Importantly, the massive infusion of funds should give the clarity and confidence to the European defense industries to increase their defense production. The European Union should also explore ways of assisting Europe defense companies, as it is facing manufacturing challenges, supply shortages, and difficulty accessing the necessary raw materials. Some member states, like France, are considering mobilizing civilian companies and components to help support the defense sector. Such initiatives could be replicated at the EU level.
Europe has absorbed tremendous economic costs in seeking to rapidly decouple from Russia, shocking many around the world at the bold steps it has taken. It therefore makes little sense for Europe to accept such tremendous economic pain, but not devote the relatively small amount of resources necessary to support Ukraine maintain its fight for freedom. Moreover, it should not just be on the shoulders of the United States to aid Ukraine militarily. This must be a shared transatlantic responsibility, especially since supporting Ukraine is vital to European security. Europe should act now to provide the resources needed to support Ukraine over the long term.
Max Bergmann is director of the Europe Program at the Center for Strategic and International Studies (CSIS) in Washington, D.C. Naz Gocek is an intern with the CSIS Europe, Russia, and Eurasia Program.
Commentary is produced by the Center for Strategic and International Studies (CSIS), a private, tax-exempt institution focusing on international public policy issues. Its research is nonpartisan and nonproprietary. CSIS does not take specific policy positions.

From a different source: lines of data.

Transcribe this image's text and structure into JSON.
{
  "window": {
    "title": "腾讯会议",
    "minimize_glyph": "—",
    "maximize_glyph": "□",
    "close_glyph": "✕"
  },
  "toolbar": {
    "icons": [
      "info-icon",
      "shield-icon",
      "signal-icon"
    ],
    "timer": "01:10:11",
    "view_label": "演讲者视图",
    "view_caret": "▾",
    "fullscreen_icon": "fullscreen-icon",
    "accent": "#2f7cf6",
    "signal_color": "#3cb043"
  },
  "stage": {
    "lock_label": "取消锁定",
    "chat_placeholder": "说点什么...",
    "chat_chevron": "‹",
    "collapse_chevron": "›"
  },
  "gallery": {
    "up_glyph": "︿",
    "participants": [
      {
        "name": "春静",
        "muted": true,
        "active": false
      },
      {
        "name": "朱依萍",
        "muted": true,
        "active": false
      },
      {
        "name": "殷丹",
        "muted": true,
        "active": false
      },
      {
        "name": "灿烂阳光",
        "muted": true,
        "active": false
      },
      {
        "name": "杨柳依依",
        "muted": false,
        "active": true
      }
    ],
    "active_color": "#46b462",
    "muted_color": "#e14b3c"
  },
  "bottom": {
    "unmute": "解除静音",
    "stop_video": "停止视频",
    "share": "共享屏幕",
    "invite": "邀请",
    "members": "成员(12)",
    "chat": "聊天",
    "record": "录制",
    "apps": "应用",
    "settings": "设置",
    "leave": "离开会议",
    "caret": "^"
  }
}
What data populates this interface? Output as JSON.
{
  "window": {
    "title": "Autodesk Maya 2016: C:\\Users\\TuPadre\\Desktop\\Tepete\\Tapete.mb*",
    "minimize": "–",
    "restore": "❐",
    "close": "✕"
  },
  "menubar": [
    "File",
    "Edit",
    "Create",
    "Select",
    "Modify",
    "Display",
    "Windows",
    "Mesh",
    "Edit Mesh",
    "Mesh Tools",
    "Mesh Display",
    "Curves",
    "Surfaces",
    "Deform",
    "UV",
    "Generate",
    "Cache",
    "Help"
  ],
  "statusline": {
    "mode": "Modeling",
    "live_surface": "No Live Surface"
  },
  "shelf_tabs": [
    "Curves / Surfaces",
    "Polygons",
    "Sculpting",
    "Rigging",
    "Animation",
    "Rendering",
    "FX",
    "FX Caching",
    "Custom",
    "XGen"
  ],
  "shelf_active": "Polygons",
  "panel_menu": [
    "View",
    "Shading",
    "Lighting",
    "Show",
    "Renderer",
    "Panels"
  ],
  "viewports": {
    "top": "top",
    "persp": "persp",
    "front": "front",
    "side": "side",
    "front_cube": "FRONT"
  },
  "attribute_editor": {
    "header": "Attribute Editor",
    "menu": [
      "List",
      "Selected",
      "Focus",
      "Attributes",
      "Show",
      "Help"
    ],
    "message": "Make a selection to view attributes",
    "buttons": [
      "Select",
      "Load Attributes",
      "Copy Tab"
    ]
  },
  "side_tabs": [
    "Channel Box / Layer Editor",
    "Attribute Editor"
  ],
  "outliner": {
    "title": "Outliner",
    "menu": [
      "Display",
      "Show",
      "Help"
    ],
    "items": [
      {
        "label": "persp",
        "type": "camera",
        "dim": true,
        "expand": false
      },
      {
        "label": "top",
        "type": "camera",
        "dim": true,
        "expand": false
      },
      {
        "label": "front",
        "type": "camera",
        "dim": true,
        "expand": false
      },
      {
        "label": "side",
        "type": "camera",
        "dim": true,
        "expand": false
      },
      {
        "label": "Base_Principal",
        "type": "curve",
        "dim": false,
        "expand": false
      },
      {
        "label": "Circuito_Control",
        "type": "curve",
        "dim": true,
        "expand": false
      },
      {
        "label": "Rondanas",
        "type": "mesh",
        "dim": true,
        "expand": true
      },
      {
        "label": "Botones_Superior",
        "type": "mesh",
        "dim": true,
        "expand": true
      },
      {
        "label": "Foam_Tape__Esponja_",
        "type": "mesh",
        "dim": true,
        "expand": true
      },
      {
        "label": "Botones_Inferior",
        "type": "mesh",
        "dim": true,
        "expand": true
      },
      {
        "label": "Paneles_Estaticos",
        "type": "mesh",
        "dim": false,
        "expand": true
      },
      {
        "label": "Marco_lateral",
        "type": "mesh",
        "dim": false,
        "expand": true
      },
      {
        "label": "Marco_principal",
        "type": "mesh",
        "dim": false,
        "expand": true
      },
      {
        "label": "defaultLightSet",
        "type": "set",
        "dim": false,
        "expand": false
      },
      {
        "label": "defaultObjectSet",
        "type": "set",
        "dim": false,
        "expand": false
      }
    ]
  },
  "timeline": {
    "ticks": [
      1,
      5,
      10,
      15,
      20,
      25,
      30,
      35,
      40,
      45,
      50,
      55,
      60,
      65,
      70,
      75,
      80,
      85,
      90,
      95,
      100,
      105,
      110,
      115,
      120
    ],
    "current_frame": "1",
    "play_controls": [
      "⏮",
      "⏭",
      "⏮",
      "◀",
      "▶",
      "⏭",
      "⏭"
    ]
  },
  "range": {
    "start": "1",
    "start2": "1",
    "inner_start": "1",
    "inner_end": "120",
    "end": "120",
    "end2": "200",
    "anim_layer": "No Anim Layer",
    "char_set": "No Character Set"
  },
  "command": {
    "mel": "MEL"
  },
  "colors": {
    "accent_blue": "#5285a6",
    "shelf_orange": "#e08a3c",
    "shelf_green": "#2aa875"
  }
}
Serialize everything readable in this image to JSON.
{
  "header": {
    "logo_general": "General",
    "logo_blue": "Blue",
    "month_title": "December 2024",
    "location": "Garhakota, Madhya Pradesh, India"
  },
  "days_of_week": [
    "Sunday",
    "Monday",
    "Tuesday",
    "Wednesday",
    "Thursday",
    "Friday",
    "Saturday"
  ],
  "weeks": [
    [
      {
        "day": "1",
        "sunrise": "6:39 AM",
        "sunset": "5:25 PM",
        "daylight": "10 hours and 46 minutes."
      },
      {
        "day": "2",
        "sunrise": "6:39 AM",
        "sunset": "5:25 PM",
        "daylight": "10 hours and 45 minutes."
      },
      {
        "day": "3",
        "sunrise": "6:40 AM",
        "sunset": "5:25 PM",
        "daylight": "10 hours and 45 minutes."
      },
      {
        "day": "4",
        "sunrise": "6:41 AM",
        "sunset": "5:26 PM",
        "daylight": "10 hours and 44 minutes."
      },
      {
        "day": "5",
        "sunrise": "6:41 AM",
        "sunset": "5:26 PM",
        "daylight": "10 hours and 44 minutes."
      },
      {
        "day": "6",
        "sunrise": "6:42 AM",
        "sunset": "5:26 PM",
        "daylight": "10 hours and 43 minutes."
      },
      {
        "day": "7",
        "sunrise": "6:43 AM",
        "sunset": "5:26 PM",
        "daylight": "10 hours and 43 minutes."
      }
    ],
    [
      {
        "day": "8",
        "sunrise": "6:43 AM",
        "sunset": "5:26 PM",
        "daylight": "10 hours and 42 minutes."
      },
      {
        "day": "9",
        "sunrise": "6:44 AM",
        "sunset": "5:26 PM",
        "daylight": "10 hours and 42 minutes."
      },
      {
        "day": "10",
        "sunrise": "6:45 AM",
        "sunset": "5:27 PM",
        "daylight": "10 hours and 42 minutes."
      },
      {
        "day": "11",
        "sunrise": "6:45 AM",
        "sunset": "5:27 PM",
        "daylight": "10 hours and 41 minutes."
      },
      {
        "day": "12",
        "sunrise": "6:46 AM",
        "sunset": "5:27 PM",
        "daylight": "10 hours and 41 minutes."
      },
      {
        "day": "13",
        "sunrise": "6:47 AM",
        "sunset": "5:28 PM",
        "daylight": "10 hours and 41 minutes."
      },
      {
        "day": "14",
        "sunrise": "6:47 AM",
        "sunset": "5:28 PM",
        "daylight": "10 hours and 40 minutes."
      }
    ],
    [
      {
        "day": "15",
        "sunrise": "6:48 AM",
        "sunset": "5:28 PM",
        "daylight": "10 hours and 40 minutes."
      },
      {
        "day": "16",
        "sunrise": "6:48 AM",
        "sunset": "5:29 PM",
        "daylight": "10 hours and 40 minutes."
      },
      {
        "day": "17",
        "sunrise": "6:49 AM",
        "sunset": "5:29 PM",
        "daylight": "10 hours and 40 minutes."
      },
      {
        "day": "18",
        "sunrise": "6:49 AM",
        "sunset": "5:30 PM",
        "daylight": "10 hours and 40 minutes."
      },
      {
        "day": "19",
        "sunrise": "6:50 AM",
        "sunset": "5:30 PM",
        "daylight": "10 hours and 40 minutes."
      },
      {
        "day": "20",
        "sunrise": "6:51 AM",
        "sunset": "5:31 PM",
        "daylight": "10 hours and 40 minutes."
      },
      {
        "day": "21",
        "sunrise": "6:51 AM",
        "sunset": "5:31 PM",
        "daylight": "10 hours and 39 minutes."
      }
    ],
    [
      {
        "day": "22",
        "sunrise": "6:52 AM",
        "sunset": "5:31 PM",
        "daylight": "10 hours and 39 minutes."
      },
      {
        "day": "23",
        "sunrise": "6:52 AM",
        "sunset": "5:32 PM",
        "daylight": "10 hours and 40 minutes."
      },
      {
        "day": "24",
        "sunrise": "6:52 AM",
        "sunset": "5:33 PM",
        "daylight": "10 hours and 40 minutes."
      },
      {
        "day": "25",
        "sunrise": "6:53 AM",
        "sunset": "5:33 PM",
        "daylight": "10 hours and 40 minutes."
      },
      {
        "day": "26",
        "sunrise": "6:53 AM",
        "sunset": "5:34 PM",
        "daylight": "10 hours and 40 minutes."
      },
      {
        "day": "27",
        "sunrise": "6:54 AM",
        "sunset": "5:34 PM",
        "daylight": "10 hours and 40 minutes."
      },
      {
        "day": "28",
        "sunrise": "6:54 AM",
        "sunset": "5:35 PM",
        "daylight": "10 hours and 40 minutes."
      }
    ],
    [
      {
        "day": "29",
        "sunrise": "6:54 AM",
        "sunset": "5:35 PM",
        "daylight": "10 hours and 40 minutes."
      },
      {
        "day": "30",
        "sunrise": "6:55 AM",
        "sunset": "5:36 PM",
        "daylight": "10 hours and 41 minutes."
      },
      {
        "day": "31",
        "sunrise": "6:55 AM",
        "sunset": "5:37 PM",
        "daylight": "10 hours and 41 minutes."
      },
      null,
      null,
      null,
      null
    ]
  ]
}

Accordingly, all views, positions, and conclusions expressed in this publication should be understood to be solely those of the author(s).
© 2022 by the Center for Strategic and International Studies. All rights reserved.